● **TASK GOAL**: The answer must be an exact copy of the entries below, with no images in it.

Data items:

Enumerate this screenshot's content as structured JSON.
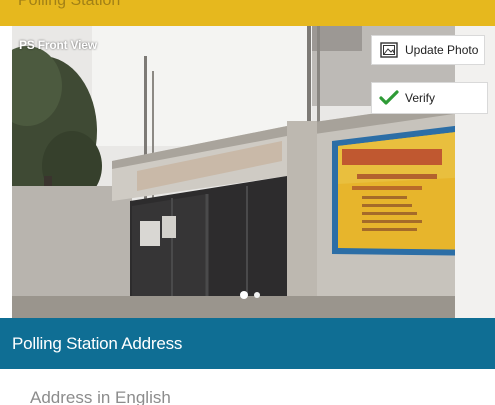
{
  "header": {
    "title": "Polling Station"
  },
  "photo": {
    "caption": "PS Front View",
    "update_label": "Update Photo",
    "verify_label": "Verify",
    "update_icon": "photo-frame-icon",
    "verify_icon": "checkmark-icon",
    "slide_count": 2,
    "active_slide": 1
  },
  "section": {
    "title": "Polling Station Address"
  },
  "address": {
    "english_label": "Address in English"
  },
  "colors": {
    "accent_yellow": "#e6b81e",
    "section_blue": "#0f6e94",
    "verify_green": "#2e9b36"
  }
}
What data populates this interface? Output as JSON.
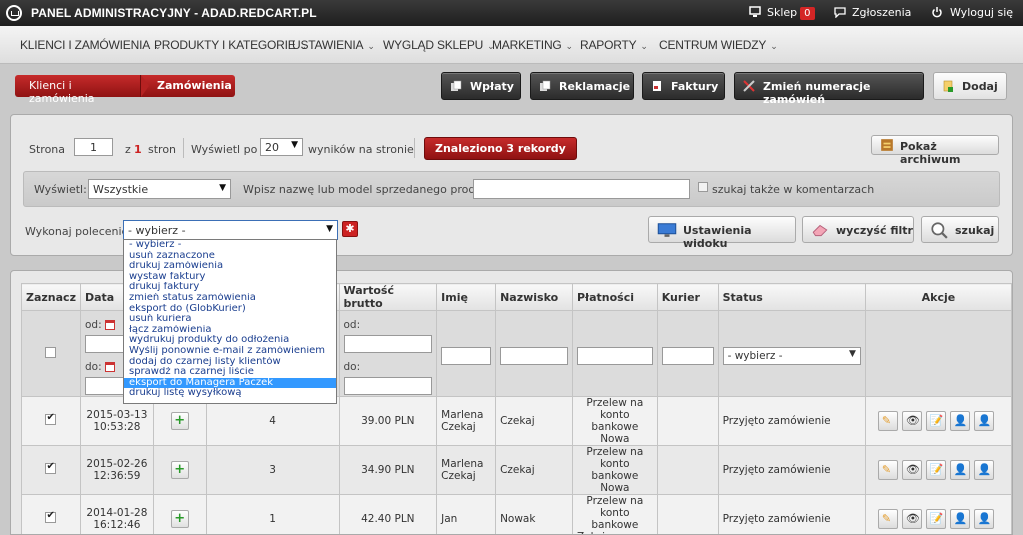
{
  "topbar": {
    "title": "PANEL ADMINISTRACYJNY - ADAD.REDCART.PL",
    "shop_label": "Sklep",
    "shop_badge": "0",
    "reports_label": "Zgłoszenia",
    "logout_label": "Wyloguj się"
  },
  "nav": {
    "items": [
      {
        "label": "KLIENCI I ZAMÓWIENIA"
      },
      {
        "label": "PRODUKTY I KATEGORIE"
      },
      {
        "label": "USTAWIENIA"
      },
      {
        "label": "WYGLĄD SKLEPU"
      },
      {
        "label": "MARKETING"
      },
      {
        "label": "RAPORTY"
      },
      {
        "label": "CENTRUM WIEDZY"
      }
    ]
  },
  "breadcrumb": {
    "parent": "Klienci i zamówienia",
    "current": "Zamówienia"
  },
  "toolbar": {
    "payments": "Wpłaty",
    "complaints": "Reklamacje",
    "invoices": "Faktury",
    "renumber": "Zmień numeracje zamówień",
    "add": "Dodaj"
  },
  "filters": {
    "page_label": "Strona",
    "page_value": "1",
    "of_label": "z",
    "of_total": "1",
    "pages_label": "stron",
    "show_label": "Wyświetl po",
    "show_value": "20",
    "results_label": "wyników na stronie",
    "found_label": "Znaleziono 3 rekordy",
    "archive_label": "Pokaż archiwum",
    "display_label": "Wyświetl:",
    "display_value": "Wszystkie",
    "product_label": "Wpisz nazwę lub model sprzedanego produktu:",
    "product_value": "",
    "comments_label": "szukaj także w komentarzach",
    "command_label": "Wykonaj polecenie:",
    "command_value": "- wybierz -",
    "view_settings": "Ustawienia widoku",
    "clear_filter": "wyczyść filtr",
    "search": "szukaj"
  },
  "command_options": [
    "- wybierz -",
    "usuń zaznaczone",
    "drukuj zamówienia",
    "wystaw faktury",
    "drukuj faktury",
    "zmień status zamówienia",
    "eksport do (GlobKurier)",
    "usuń kuriera",
    "łącz zamówienia",
    "wydrukuj produkty do odłożenia",
    "Wyślij ponownie e-mail z zamówieniem",
    "dodaj do czarnej listy klientów",
    "sprawdź na czarnej liście",
    "eksport do Managera Paczek",
    "drukuj listę wysyłkową"
  ],
  "command_selected_index": 13,
  "table": {
    "headers": {
      "select": "Zaznacz",
      "date": "Data",
      "value": "Wartość brutto",
      "first_name": "Imię",
      "last_name": "Nazwisko",
      "payment": "Płatności",
      "courier": "Kurier",
      "status": "Status",
      "actions": "Akcje"
    },
    "filter": {
      "from_label": "od:",
      "to_label": "do:",
      "status_value": "- wybierz -"
    },
    "rows": [
      {
        "date": "2015-03-13",
        "time": "10:53:28",
        "items": "4",
        "value": "39.00 PLN",
        "first_name": "Marlena Czekaj",
        "last_name": "Czekaj",
        "payment": "Przelew na konto bankowe Nowa",
        "status": "Przyjęto zamówienie"
      },
      {
        "date": "2015-02-26",
        "time": "12:36:59",
        "items": "3",
        "value": "34.90 PLN",
        "first_name": "Marlena Czekaj",
        "last_name": "Czekaj",
        "payment": "Przelew na konto bankowe Nowa",
        "status": "Przyjęto zamówienie"
      },
      {
        "date": "2014-01-28",
        "time": "16:12:46",
        "items": "1",
        "value": "42.40 PLN",
        "first_name": "Jan",
        "last_name": "Nowak",
        "payment": "Przelew na konto bankowe Zaksięgowana",
        "status": "Przyjęto zamówienie"
      }
    ]
  }
}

● **RESULT**:
Enumerate this screenshot's content as structured JSON.
{
  "header": {
    "title": "Polling Station"
  },
  "photo": {
    "caption": "PS Front View",
    "update_label": "Update Photo",
    "verify_label": "Verify",
    "update_icon": "photo-frame-icon",
    "verify_icon": "checkmark-icon",
    "slide_count": 2,
    "active_slide": 1
  },
  "section": {
    "title": "Polling Station Address"
  },
  "address": {
    "english_label": "Address in English"
  },
  "colors": {
    "accent_yellow": "#e6b81e",
    "section_blue": "#0f6e94",
    "verify_green": "#2e9b36"
  }
}
What data populates this interface? Output as JSON.
{
  "topbar": {
    "title": "PANEL ADMINISTRACYJNY - ADAD.REDCART.PL",
    "shop_label": "Sklep",
    "shop_badge": "0",
    "reports_label": "Zgłoszenia",
    "logout_label": "Wyloguj się"
  },
  "nav": {
    "items": [
      {
        "label": "KLIENCI I ZAMÓWIENIA"
      },
      {
        "label": "PRODUKTY I KATEGORIE"
      },
      {
        "label": "USTAWIENIA"
      },
      {
        "label": "WYGLĄD SKLEPU"
      },
      {
        "label": "MARKETING"
      },
      {
        "label": "RAPORTY"
      },
      {
        "label": "CENTRUM WIEDZY"
      }
    ]
  },
  "breadcrumb": {
    "parent": "Klienci i zamówienia",
    "current": "Zamówienia"
  },
  "toolbar": {
    "payments": "Wpłaty",
    "complaints": "Reklamacje",
    "invoices": "Faktury",
    "renumber": "Zmień numeracje zamówień",
    "add": "Dodaj"
  },
  "filters": {
    "page_label": "Strona",
    "page_value": "1",
    "of_label": "z",
    "of_total": "1",
    "pages_label": "stron",
    "show_label": "Wyświetl po",
    "show_value": "20",
    "results_label": "wyników na stronie",
    "found_label": "Znaleziono 3 rekordy",
    "archive_label": "Pokaż archiwum",
    "display_label": "Wyświetl:",
    "display_value": "Wszystkie",
    "product_label": "Wpisz nazwę lub model sprzedanego produktu:",
    "product_value": "",
    "comments_label": "szukaj także w komentarzach",
    "command_label": "Wykonaj polecenie:",
    "command_value": "- wybierz -",
    "view_settings": "Ustawienia widoku",
    "clear_filter": "wyczyść filtr",
    "search": "szukaj"
  },
  "command_options": [
    "- wybierz -",
    "usuń zaznaczone",
    "drukuj zamówienia",
    "wystaw faktury",
    "drukuj faktury",
    "zmień status zamówienia",
    "eksport do (GlobKurier)",
    "usuń kuriera",
    "łącz zamówienia",
    "wydrukuj produkty do odłożenia",
    "Wyślij ponownie e-mail z zamówieniem",
    "dodaj do czarnej listy klientów",
    "sprawdź na czarnej liście",
    "eksport do Managera Paczek",
    "drukuj listę wysyłkową"
  ],
  "command_selected_index": 13,
  "table": {
    "headers": {
      "select": "Zaznacz",
      "date": "Data",
      "value": "Wartość brutto",
      "first_name": "Imię",
      "last_name": "Nazwisko",
      "payment": "Płatności",
      "courier": "Kurier",
      "status": "Status",
      "actions": "Akcje"
    },
    "filter": {
      "from_label": "od:",
      "to_label": "do:",
      "status_value": "- wybierz -"
    },
    "rows": [
      {
        "date": "2015-03-13",
        "time": "10:53:28",
        "items": "4",
        "value": "39.00 PLN",
        "first_name": "Marlena Czekaj",
        "last_name": "Czekaj",
        "payment": "Przelew na konto bankowe Nowa",
        "status": "Przyjęto zamówienie"
      },
      {
        "date": "2015-02-26",
        "time": "12:36:59",
        "items": "3",
        "value": "34.90 PLN",
        "first_name": "Marlena Czekaj",
        "last_name": "Czekaj",
        "payment": "Przelew na konto bankowe Nowa",
        "status": "Przyjęto zamówienie"
      },
      {
        "date": "2014-01-28",
        "time": "16:12:46",
        "items": "1",
        "value": "42.40 PLN",
        "first_name": "Jan",
        "last_name": "Nowak",
        "payment": "Przelew na konto bankowe Zaksięgowana",
        "status": "Przyjęto zamówienie"
      }
    ]
  }
}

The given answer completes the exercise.